─── Data records ───
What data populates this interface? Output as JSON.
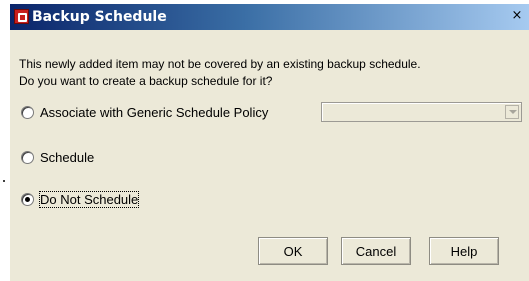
{
  "window": {
    "title": "Backup Schedule",
    "close_glyph": "×"
  },
  "message": {
    "line1": "This newly added item may not be covered by an existing backup schedule.",
    "line2": "Do you want to create a backup schedule for it?"
  },
  "options": [
    {
      "label": "Associate with Generic Schedule Policy",
      "selected": false
    },
    {
      "label": "Schedule",
      "selected": false
    },
    {
      "label": "Do Not Schedule",
      "selected": true
    }
  ],
  "policy_select": {
    "value": "",
    "enabled": false
  },
  "buttons": {
    "ok": "OK",
    "cancel": "Cancel",
    "help": "Help"
  },
  "colors": {
    "title_gradient_start": "#0a246a",
    "dialog_background": "#ece9d8"
  }
}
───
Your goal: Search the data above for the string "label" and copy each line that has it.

Expected answer:
      "label": "Associate with Generic Schedule Policy",
      "label": "Schedule",
      "label": "Do Not Schedule",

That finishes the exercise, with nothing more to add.